As steam escapes your food it actually takes a lot of heat energy with it. So trapping steam in your food will help your food to stay hot for longer.
Use airtight containers for storing food or wrap your food in aluminum foil to stop moisture escaping.
9. Pre-Heat Your Cooler
If you're using an expensive cooler like a Yeti or something similar then it's a good idea to pre-heat the insulation of your cooler.
If kept cold or at room temperature then a lot of heat will escape your cooler as it heats up the air inside the insulation.
By pre-heating the insulation in your cooler you stop it from immediately stealing heat from your food.
To do this simply fill up your cooler with warm water and leave to sit for 0.5-2 hours. Then discard the water, give your cooler a wipe down and place your food inside.
Hot bricks and hot water bottles are also a less messy way to heat up your cooler. Just make sure you use towels so you don't melt the plastic of your cooler with the hot bricks.
10. Start With Your Food Extra Hot

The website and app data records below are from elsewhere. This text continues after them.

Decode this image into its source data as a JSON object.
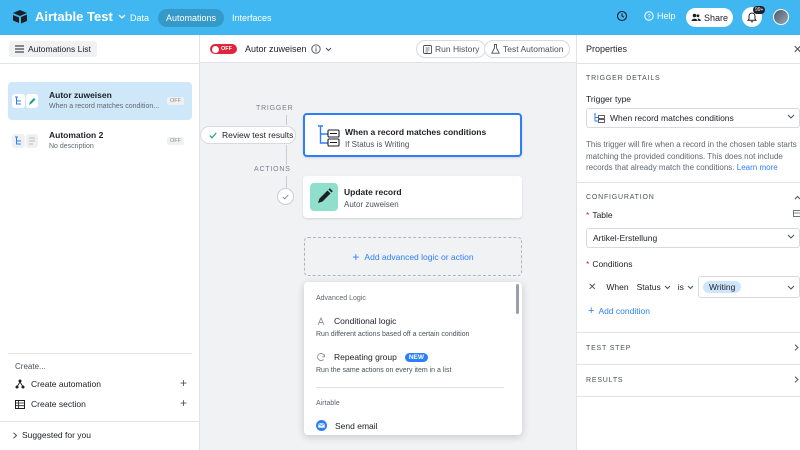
{
  "topbar": {
    "app_title": "Airtable Test",
    "tabs": [
      "Data",
      "Automations",
      "Interfaces"
    ],
    "help": "Help",
    "share": "Share",
    "notification_badge": "99+"
  },
  "left": {
    "list_button": "Automations List",
    "automations": [
      {
        "name": "Autor zuweisen",
        "desc": "When a record matches condition...",
        "status": "OFF"
      },
      {
        "name": "Automation 2",
        "desc": "No description",
        "status": "OFF"
      }
    ],
    "create_label": "Create...",
    "create_automation": "Create automation",
    "create_section": "Create section",
    "suggested": "Suggested for you"
  },
  "center": {
    "toggle_label": "OFF",
    "automation_name": "Autor zuweisen",
    "run_history": "Run History",
    "test_automation": "Test Automation",
    "trigger_label": "TRIGGER",
    "actions_label": "ACTIONS",
    "review_test": "Review test results",
    "trigger_card": {
      "title": "When a record matches conditions",
      "sub": "If Status is Writing"
    },
    "action_card": {
      "title": "Update record",
      "sub": "Autor zuweisen"
    },
    "add_logic": "Add advanced logic or action",
    "dropdown": {
      "section_advanced": "Advanced Logic",
      "conditional": {
        "title": "Conditional logic",
        "desc": "Run different actions based off a certain condition"
      },
      "repeating": {
        "title": "Repeating group",
        "badge": "NEW",
        "desc": "Run the same actions on every item in a list"
      },
      "section_airtable": "Airtable",
      "send_email": "Send email"
    }
  },
  "right": {
    "title": "Properties",
    "trigger_details": "TRIGGER DETAILS",
    "trigger_type_label": "Trigger type",
    "trigger_type_value": "When record matches conditions",
    "trigger_desc": "This trigger will fire when a record in the chosen table starts matching the provided conditions. This does not include records that already match the conditions.",
    "learn_more": "Learn more",
    "configuration": "CONFIGURATION",
    "table_label": "Table",
    "table_value": "Artikel-Erstellung",
    "conditions_label": "Conditions",
    "cond_when": "When",
    "cond_field": "Status",
    "cond_op": "is",
    "cond_value": "Writing",
    "add_condition": "Add condition",
    "test_step": "TEST STEP",
    "results": "RESULTS"
  },
  "colors": {
    "topbar": "#40b7f1",
    "accent": "#2d7ff9",
    "off": "#e0243a"
  }
}
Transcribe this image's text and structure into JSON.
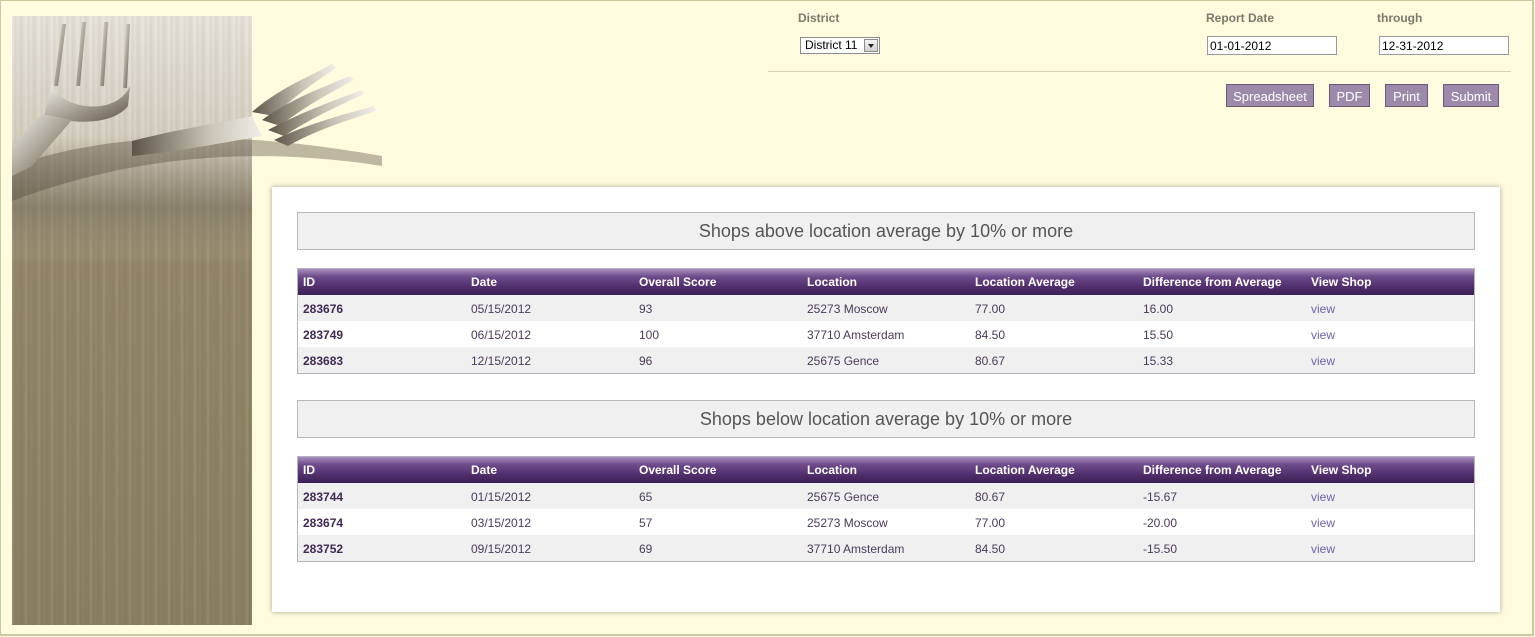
{
  "filters": {
    "district_label": "District",
    "district_value": "District 11",
    "report_date_label": "Report Date",
    "report_date_value": "01-01-2012",
    "through_label": "through",
    "through_value": "12-31-2012"
  },
  "buttons": {
    "spreadsheet": "Spreadsheet",
    "pdf": "PDF",
    "print": "Print",
    "submit": "Submit"
  },
  "columns": [
    "ID",
    "Date",
    "Overall Score",
    "Location",
    "Location Average",
    "Difference from Average",
    "View Shop"
  ],
  "above": {
    "title": "Shops above location average by 10% or more",
    "rows": [
      {
        "id": "283676",
        "date": "05/15/2012",
        "score": "93",
        "location": "25273 Moscow",
        "avg": "77.00",
        "diff": "16.00",
        "view": "view"
      },
      {
        "id": "283749",
        "date": "06/15/2012",
        "score": "100",
        "location": "37710 Amsterdam",
        "avg": "84.50",
        "diff": "15.50",
        "view": "view"
      },
      {
        "id": "283683",
        "date": "12/15/2012",
        "score": "96",
        "location": "25675 Gence",
        "avg": "80.67",
        "diff": "15.33",
        "view": "view"
      }
    ]
  },
  "below": {
    "title": "Shops below location average by 10% or more",
    "rows": [
      {
        "id": "283744",
        "date": "01/15/2012",
        "score": "65",
        "location": "25675 Gence",
        "avg": "80.67",
        "diff": "-15.67",
        "view": "view"
      },
      {
        "id": "283674",
        "date": "03/15/2012",
        "score": "57",
        "location": "25273 Moscow",
        "avg": "77.00",
        "diff": "-20.00",
        "view": "view"
      },
      {
        "id": "283752",
        "date": "09/15/2012",
        "score": "69",
        "location": "37710 Amsterdam",
        "avg": "84.50",
        "diff": "-15.50",
        "view": "view"
      }
    ]
  },
  "colors": {
    "page_bg": "#fffbdf",
    "header_purple": "#53306f",
    "button_purple": "#9d8aab",
    "link": "#7162b0"
  },
  "icons": {
    "banner": "forks-banner-icon",
    "dropdown": "chevron-down-icon"
  }
}
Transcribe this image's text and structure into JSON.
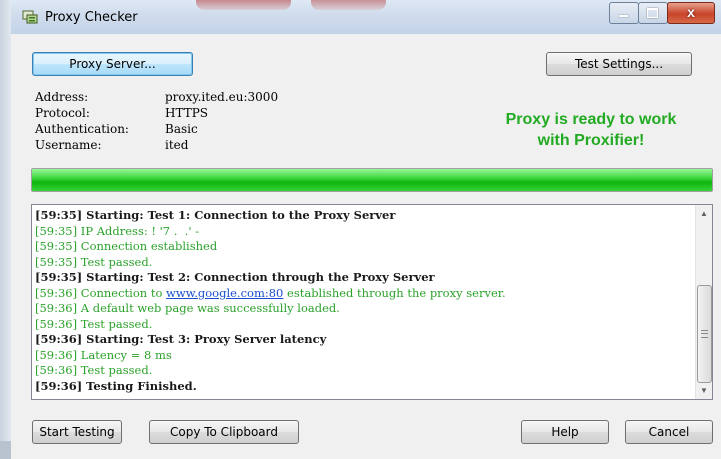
{
  "window": {
    "title": "Proxy Checker",
    "icon": "proxy-checker-app-icon",
    "caption_buttons": {
      "minimize": "minimize-icon",
      "maximize": "maximize-icon",
      "close": "x"
    }
  },
  "toolbar": {
    "proxy_server_label": "Proxy Server...",
    "test_settings_label": "Test Settings..."
  },
  "proxy_info": {
    "address_label": "Address:",
    "address_value": "proxy.ited.eu:3000",
    "protocol_label": "Protocol:",
    "protocol_value": "HTTPS",
    "auth_label": "Authentication:",
    "auth_value": "Basic",
    "username_label": "Username:",
    "username_value": "ited"
  },
  "status": {
    "line1": "Proxy is ready to work",
    "line2": "with Proxifier!",
    "color": "#22aa22"
  },
  "progress": {
    "percent": 100,
    "color": "#0eb40e"
  },
  "log": [
    {
      "text": "[59:35] Starting: Test 1: Connection to the Proxy Server",
      "style": "black"
    },
    {
      "text": "[59:35] IP Address: ! '7 .  .' -",
      "style": "green"
    },
    {
      "text": "[59:35] Connection established",
      "style": "green"
    },
    {
      "text": "[59:35] Test passed.",
      "style": "green"
    },
    {
      "text": "[59:35] Starting: Test 2: Connection through the Proxy Server",
      "style": "black"
    },
    {
      "pre": "[59:36] Connection to ",
      "link": "www.google.com:80",
      "post": " established through the proxy server.",
      "style": "green"
    },
    {
      "text": "[59:36] A default web page was successfully loaded.",
      "style": "green"
    },
    {
      "text": "[59:36] Test passed.",
      "style": "green"
    },
    {
      "text": "[59:36] Starting: Test 3: Proxy Server latency",
      "style": "black"
    },
    {
      "text": "[59:36] Latency = 8 ms",
      "style": "green"
    },
    {
      "text": "[59:36] Test passed.",
      "style": "green"
    },
    {
      "text": "[59:36] Testing Finished.",
      "style": "black"
    }
  ],
  "footer": {
    "start_testing_label": "Start Testing",
    "copy_clipboard_label": "Copy To Clipboard",
    "help_label": "Help",
    "cancel_label": "Cancel"
  }
}
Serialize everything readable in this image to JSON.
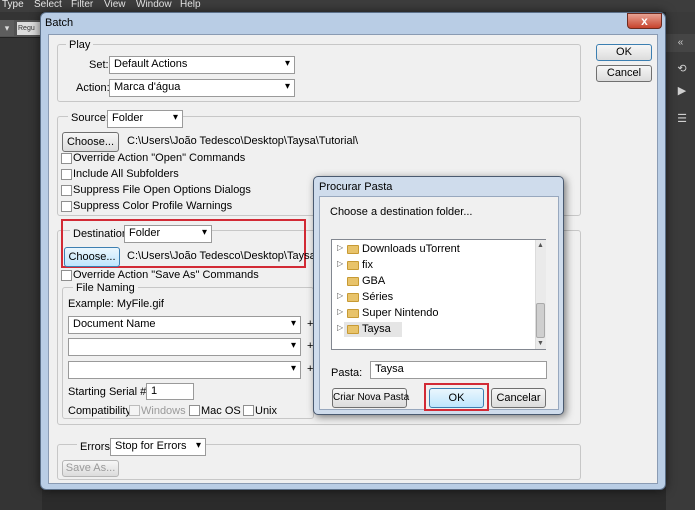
{
  "menubar": [
    "Type",
    "Select",
    "Filter",
    "View",
    "Window",
    "Help"
  ],
  "ps": {
    "option_field": "Regu",
    "right_collapse": "«"
  },
  "window": {
    "title": "Batch",
    "close": "x"
  },
  "buttons": {
    "ok": "OK",
    "cancel": "Cancel"
  },
  "play": {
    "legend": "Play",
    "set_label": "Set:",
    "set_value": "Default Actions",
    "action_label": "Action:",
    "action_value": "Marca d'água"
  },
  "source": {
    "label": "Source:",
    "value": "Folder",
    "choose": "Choose...",
    "path": "C:\\Users\\João Tedesco\\Desktop\\Taysa\\Tutorial\\",
    "options": [
      "Override Action \"Open\" Commands",
      "Include All Subfolders",
      "Suppress File Open Options Dialogs",
      "Suppress Color Profile Warnings"
    ]
  },
  "destination": {
    "label": "Destination:",
    "value": "Folder",
    "choose": "Choose...",
    "path": "C:\\Users\\João Tedesco\\Desktop\\Taysa\\",
    "override": "Override Action \"Save As\" Commands"
  },
  "file_naming": {
    "legend": "File Naming",
    "example": "Example: MyFile.gif",
    "field1": "Document Name",
    "plus": "+",
    "serial_label": "Starting Serial #:",
    "serial_value": "1",
    "compat_label": "Compatibility:",
    "compat": [
      "Windows",
      "Mac OS",
      "Unix"
    ]
  },
  "errors": {
    "label": "Errors:",
    "value": "Stop for Errors",
    "save_as": "Save As..."
  },
  "browse": {
    "title": "Procurar Pasta",
    "prompt": "Choose a destination folder...",
    "folders": [
      "Downloads uTorrent",
      "fix",
      "GBA",
      "Séries",
      "Super Nintendo",
      "Taysa"
    ],
    "pasta_label": "Pasta:",
    "pasta_value": "Taysa",
    "new_folder": "Criar Nova Pasta",
    "ok": "OK",
    "cancel": "Cancelar"
  },
  "colors": {
    "highlight": "#d22a35",
    "title_bar": "#b9cde5"
  }
}
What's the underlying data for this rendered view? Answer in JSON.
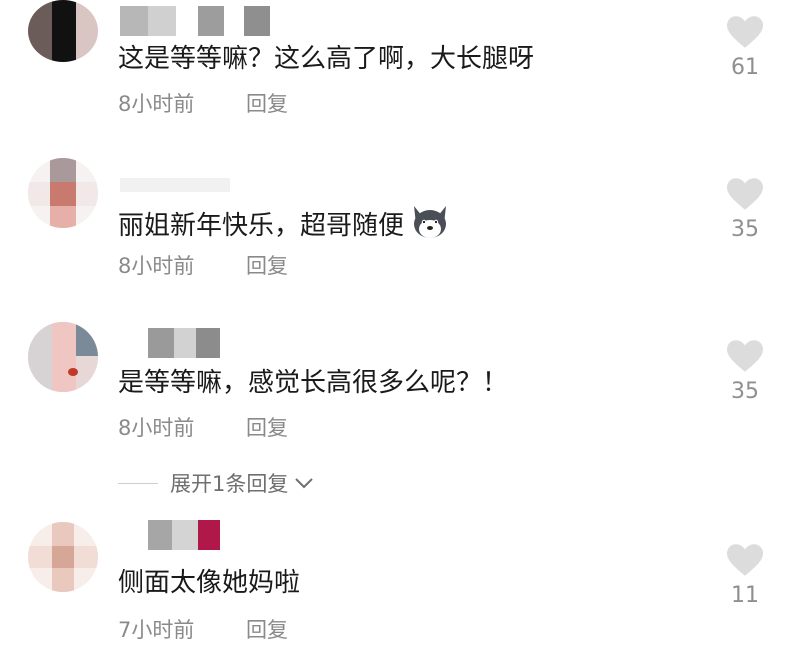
{
  "comments": [
    {
      "text": "这是等等嘛？这么高了啊，大长腿呀",
      "time": "8小时前",
      "reply": "回复",
      "likes": "61",
      "avatar_colors": [
        "#6b5b59",
        "#111111",
        "#b89a91",
        "#d9c6c3"
      ],
      "name_blocks": [
        "#b7b7b7",
        "#d0d0d0",
        "#9d9d9d",
        "#8f8f8f"
      ]
    },
    {
      "text": "丽姐新年快乐，超哥随便",
      "emoji": "husky-dog-emoji",
      "time": "8小时前",
      "reply": "回复",
      "likes": "35",
      "avatar_colors": [
        "#a9999a",
        "#c97a6e",
        "#e6b0a8"
      ],
      "name_blocks": [
        "#e8e8e8",
        "#dcdcdc"
      ]
    },
    {
      "text": "是等等嘛，感觉长高很多么呢？！",
      "time": "8小时前",
      "reply": "回复",
      "likes": "35",
      "avatar_colors": [
        "#d7d3d4",
        "#f0c6c2",
        "#7b8a98",
        "#c0392b"
      ],
      "name_blocks": [
        "#9a9a9a",
        "#d2d2d2",
        "#8c8c8c"
      ]
    },
    {
      "text": "侧面太像她妈啦",
      "time": "7小时前",
      "reply": "回复",
      "likes": "11",
      "avatar_colors": [
        "#e9c9be",
        "#f2ddd6",
        "#d6a796"
      ],
      "name_blocks": [
        "#a6a6a6",
        "#d4d4d4",
        "#b0184a"
      ]
    }
  ],
  "expand_replies": "展开1条回复",
  "colors": {
    "like_icon": "#dcdcdc",
    "meta_text": "#8a8a8a"
  }
}
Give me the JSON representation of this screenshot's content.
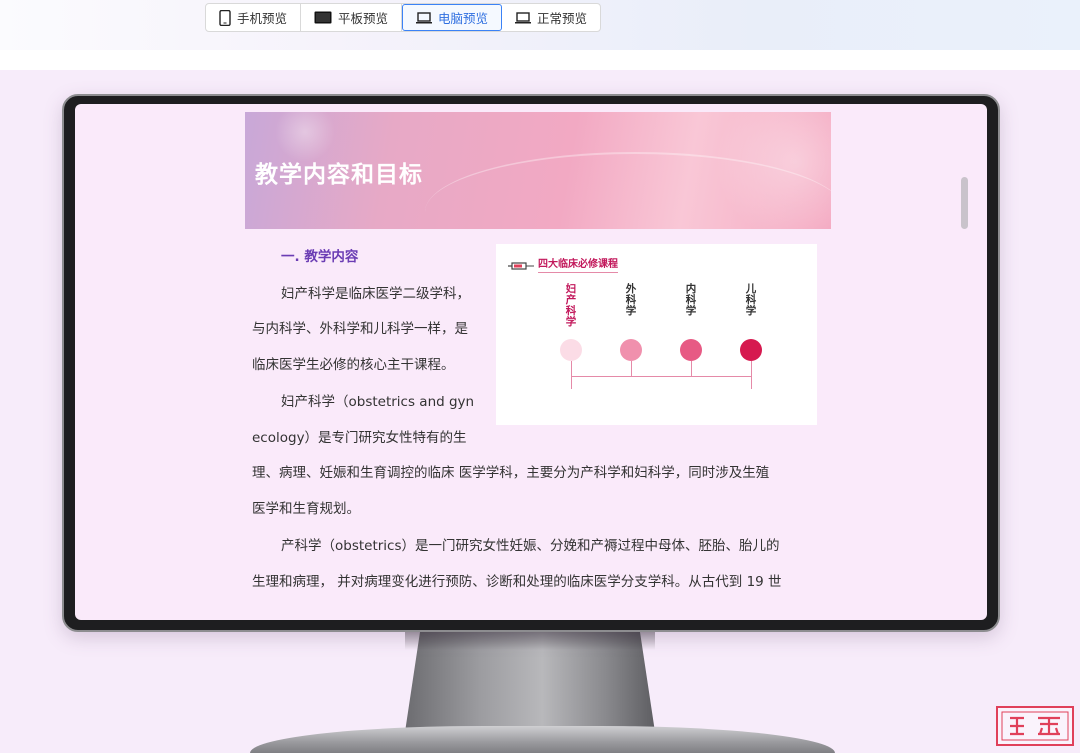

When you're trying to keep food warm without the help of electric heating elements you have to remember that without an external heating source your food will begin to cool down over time.
So you'll want to make your food extra hot to begin with, so by the time you eat it is has cooled down to a nice warm temperature.
If you start with food that is just warm enough to eat within a couple of hours it will be lukewarm or cold.
It's both unpleasant to eat food that isn't hot enough and lukewarm food are perfect conditions for bacteria to grow which can spoil your food or make you sick.
11. More Food = Hot For Longer
The more food you start with the longer it will stay hot because it has more overall thermal energy.
A small cup of soup won't stay hot for nearly as long as a large pot of the same soup, even if they start at the same temperature.
So packing more hot food will keep things hot for longer and also filling up your container completely so that there isn't a lot of air inside your container, vacuum flask or cooler will also keep food hotter for longer.